AVAILABLE DATA>
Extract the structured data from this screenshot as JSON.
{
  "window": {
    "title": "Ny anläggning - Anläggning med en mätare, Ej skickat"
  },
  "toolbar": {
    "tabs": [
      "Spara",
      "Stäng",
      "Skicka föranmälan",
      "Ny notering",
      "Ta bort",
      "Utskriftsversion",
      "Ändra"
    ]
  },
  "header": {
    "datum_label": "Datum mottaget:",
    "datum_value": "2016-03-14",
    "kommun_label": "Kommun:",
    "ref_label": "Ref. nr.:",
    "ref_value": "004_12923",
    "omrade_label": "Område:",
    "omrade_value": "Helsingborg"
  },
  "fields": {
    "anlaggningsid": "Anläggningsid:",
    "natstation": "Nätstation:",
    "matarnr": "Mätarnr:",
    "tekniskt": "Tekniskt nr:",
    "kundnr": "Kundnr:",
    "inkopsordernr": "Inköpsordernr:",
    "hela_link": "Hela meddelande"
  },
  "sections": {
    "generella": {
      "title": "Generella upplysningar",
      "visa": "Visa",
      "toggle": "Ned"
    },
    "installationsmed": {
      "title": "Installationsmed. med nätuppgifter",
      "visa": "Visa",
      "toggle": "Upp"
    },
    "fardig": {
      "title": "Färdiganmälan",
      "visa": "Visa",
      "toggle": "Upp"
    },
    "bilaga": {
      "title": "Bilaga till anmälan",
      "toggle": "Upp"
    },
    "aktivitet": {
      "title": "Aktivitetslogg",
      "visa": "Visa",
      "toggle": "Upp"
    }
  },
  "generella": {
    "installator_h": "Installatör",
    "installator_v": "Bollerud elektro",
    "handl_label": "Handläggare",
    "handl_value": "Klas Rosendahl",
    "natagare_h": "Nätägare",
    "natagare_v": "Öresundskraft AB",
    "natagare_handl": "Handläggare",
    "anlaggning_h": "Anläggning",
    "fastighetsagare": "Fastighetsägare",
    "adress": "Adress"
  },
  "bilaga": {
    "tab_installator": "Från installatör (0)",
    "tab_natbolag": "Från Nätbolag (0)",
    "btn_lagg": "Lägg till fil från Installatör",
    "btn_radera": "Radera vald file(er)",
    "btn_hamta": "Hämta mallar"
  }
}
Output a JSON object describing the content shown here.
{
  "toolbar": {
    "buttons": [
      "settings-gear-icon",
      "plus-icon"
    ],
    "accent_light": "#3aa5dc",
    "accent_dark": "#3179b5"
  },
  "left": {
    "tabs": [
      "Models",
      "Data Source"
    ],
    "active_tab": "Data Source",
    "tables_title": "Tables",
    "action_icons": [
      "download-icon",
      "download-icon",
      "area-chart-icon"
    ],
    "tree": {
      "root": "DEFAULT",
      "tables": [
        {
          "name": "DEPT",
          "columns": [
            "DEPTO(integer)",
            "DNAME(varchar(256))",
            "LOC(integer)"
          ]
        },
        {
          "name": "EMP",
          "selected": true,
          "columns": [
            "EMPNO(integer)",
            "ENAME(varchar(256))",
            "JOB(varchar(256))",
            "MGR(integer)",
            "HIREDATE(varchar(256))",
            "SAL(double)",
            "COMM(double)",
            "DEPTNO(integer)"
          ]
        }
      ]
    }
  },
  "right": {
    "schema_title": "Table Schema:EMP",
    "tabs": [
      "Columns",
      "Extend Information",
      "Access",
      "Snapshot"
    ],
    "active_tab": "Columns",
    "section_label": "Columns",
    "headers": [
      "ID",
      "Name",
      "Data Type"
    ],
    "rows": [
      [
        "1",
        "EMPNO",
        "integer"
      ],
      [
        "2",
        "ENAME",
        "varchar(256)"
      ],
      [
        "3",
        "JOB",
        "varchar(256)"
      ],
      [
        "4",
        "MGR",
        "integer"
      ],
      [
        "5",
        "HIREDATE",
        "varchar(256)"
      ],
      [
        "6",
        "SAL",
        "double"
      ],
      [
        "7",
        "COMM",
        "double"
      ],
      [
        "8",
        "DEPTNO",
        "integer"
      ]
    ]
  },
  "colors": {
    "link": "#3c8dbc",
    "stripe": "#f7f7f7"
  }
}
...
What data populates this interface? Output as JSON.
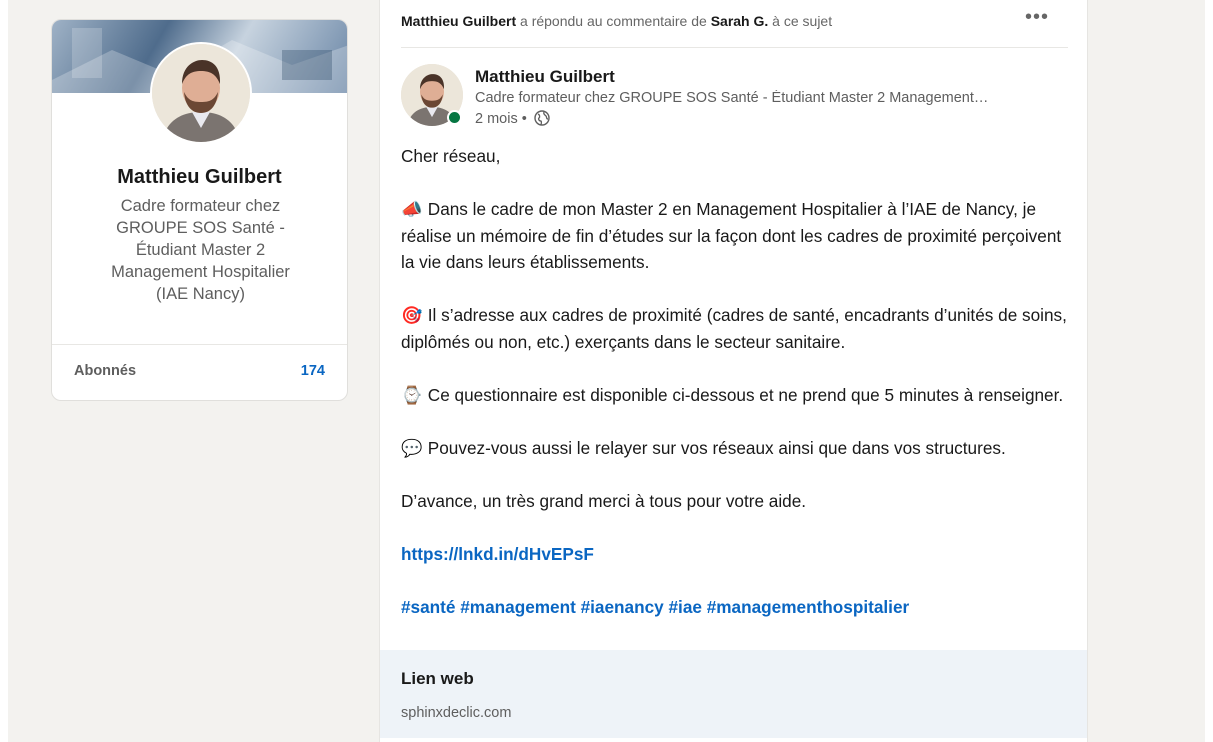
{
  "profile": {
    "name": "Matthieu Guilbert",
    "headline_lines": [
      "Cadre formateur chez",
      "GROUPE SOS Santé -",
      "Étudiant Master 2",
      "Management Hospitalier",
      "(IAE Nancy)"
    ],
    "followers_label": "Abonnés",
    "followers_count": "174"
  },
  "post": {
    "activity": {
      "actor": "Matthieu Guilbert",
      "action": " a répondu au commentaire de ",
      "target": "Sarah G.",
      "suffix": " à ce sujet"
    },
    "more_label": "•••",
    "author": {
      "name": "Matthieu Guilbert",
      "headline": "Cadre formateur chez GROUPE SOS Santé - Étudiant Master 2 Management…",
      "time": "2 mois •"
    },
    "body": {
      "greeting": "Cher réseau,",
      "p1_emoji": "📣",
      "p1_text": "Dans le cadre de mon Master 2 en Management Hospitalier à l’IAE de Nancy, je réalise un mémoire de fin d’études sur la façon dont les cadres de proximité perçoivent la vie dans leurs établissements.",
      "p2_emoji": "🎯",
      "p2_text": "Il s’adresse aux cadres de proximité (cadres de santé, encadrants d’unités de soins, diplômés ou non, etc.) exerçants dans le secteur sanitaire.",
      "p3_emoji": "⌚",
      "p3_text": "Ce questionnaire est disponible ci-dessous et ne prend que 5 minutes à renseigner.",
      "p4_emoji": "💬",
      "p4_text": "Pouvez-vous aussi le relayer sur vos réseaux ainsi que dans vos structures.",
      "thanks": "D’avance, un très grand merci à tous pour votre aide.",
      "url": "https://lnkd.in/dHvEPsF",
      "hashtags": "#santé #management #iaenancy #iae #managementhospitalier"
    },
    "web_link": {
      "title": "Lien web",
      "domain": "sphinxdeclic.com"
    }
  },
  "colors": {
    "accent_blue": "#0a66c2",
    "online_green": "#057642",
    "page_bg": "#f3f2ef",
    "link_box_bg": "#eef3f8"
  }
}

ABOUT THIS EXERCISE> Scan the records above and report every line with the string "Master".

SOLVED EXERCISE>
      "Étudiant Master 2",
      "headline": "Cadre formateur chez GROUPE SOS Santé - Étudiant Master 2 Management…",
      "p1_text": "Dans le cadre de mon Master 2 en Management Hospitalier à l’IAE de Nancy, je réalise un mémoire de fin d’études sur la façon dont les cadres de proximité perçoivent la vie dans leurs établissements.",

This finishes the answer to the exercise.